BYU released its annual Clery Act Campus Security Report this past month, which the U.S. Department of Education requires all universities that receive government funding to publish.
Upon investigation of BYU’s crime statistics for the past academic school year, some alarming numbers arise.
BYU reported no forcible sex offenses in 2010 and 2011 but saw a huge increase in 2012 with a reported 16 cases.
BYU Police Officer Lt. Arnold Lemmon, who is the officer in charge of BYU’s report, explained while this number may initially be a cause for concern, with additional information initial concern will vanish.
“In this case, 14 of those cases were perpetrated by the same person, to 3 different individuals, on 14 different rotations,” Lemmon said.
Other than that outlier, BYU’s Clery Report will help students and parents rest easy at night. BYU remains one of the safest campuses in the nation.
The Clery Report is named after Jeanne Clery, who was raped and murdered in her dormitory at Lehigh University in Bethlehem, Penn., in April of 1986.
After Clery’s death, her wealthy family discovered that the crime statistics released by Lehigh University were not reflective of the actual crimes committed.
“There was no requirement at that time to report crimes like the Clery Report today,” Lemmon said. “Universities were cooking their books with crime stats. The motivation was the lower the crime rate, the more parents would want to send their children there.”
Lemmon defined the term “cooking their books” as deceptively skewing crime numbers. For example, before the Clery Report universities could report multiple different burglaries that occurred in the same building as one crime. This allowed the university to have a safer perception than was the reality.
The Clery family sued Lehigh University for misrepresentation of crime statistics, which almost caused the university to go out of business. The Clerys used their settlement to pay for lobbying at local and national levels for legislation requiring universities to publicly and accurately record all crime statistics.
According to BYU’s official Clery Annual Security report in 1990, “Congress enacted the Crime Awareness and Campus Security Act which requires all postsecondary institutions participating in the Title IV student financial aid program to disclose campus crime statistics.”
Lemmon, who is in charge of compiling and producing the report for BYU, explained how this law has changed the way universities across the nation handle the protection of their students.

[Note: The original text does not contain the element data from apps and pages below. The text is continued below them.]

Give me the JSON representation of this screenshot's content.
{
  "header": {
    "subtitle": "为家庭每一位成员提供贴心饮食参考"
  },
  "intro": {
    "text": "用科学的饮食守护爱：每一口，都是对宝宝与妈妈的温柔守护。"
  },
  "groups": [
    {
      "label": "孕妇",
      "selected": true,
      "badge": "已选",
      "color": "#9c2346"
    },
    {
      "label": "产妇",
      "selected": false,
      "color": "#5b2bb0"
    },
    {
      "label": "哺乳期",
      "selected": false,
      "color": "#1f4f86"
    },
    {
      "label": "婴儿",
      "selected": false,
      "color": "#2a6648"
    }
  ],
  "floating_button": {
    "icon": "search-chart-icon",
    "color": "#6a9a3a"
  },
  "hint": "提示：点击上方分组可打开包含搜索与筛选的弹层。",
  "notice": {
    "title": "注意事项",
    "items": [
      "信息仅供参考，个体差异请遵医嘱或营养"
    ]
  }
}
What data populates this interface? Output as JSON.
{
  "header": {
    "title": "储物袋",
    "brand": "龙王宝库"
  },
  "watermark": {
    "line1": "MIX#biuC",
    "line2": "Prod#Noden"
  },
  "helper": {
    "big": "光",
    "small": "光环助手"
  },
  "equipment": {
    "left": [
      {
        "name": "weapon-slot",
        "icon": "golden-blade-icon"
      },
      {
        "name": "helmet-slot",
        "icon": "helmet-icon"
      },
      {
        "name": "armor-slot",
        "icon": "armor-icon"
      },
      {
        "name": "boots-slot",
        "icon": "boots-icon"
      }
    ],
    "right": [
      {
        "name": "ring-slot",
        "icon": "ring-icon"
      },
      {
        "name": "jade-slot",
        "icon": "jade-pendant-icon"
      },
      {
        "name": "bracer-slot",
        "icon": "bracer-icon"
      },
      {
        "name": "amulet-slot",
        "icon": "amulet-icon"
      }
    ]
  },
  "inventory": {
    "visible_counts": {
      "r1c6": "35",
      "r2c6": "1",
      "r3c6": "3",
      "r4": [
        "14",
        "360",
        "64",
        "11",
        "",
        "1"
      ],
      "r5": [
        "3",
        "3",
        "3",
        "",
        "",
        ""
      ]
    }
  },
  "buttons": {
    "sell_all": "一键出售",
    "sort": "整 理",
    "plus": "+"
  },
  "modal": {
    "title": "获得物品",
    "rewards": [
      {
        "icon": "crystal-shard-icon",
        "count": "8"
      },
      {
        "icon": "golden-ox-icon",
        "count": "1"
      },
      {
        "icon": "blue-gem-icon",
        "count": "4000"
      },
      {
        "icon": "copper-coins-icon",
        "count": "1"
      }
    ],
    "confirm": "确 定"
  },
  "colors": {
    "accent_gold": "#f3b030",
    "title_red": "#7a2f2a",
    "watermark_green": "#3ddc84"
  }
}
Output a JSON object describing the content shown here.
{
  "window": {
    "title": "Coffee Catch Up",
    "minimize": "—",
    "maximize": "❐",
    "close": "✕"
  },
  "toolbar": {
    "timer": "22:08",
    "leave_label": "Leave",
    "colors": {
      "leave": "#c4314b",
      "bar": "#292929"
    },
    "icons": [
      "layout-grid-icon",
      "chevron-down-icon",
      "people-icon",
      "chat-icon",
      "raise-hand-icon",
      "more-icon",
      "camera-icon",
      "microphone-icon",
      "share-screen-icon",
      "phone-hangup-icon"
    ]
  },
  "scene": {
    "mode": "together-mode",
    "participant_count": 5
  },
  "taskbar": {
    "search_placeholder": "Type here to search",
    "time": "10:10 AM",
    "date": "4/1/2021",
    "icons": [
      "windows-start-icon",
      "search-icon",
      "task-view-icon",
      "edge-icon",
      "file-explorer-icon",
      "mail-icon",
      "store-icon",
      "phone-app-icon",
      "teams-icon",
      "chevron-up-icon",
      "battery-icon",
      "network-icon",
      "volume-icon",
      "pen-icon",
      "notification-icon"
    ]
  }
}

“It’s sad but unless the government mandates it, it doesn’t get done,” Lemmon said. “The Clery Report and other parts of the law have mandated universities to have emergency notification systems and evacuation plans. It has helped make institutions more accountable.”
William Morris, a former Provo resident who now attends Louisiana State University, finds the Clery Report helpful.
“I look at the report every year to see what is happening at my university and where the safest parts are,” Morris said. “It helps me stay informed about what is going on. It helped me determined where I should live.”
Despite the improvement in safety and crime reporting ushered in by the Clery Report, there are many detractors who claim that the report is too complicated and time-consuming.
“Every couple of years they (Congress) add some more requirements to it,” Lemmon said. “It has developed to the point where the report needs daily attention.”
For example, Lemmon explained the complicated new geography mandates that require universities to acquire crime statistics for areas outside of campus boundaries.
“They now require for you to acquire crime statistics for public property immediately adjacent to the institution’s property,” Lemmon said. “The public property ‘immediately adjacent’ is defined from the sidewalk nearest to campus and all the streets or property until the next closest sidewalk. No police department keeps specific crime statistics like this. It’s basically impossible to acquire.”
Although producing the report has been time-consuming, Lemmon doesn’t have any issue with the deliberate gathering of information now required by the Clery Report, but rather said it is valuable.
“I am hard-pressed to find anything in this report that is a waste of time,” Lemmon said. “Bad police work means bad case law. If you can help just one person, then everything we have to do is worth it.”
Clery Reports for every university can be found at http://clerycenter.org/clery-act-compliance.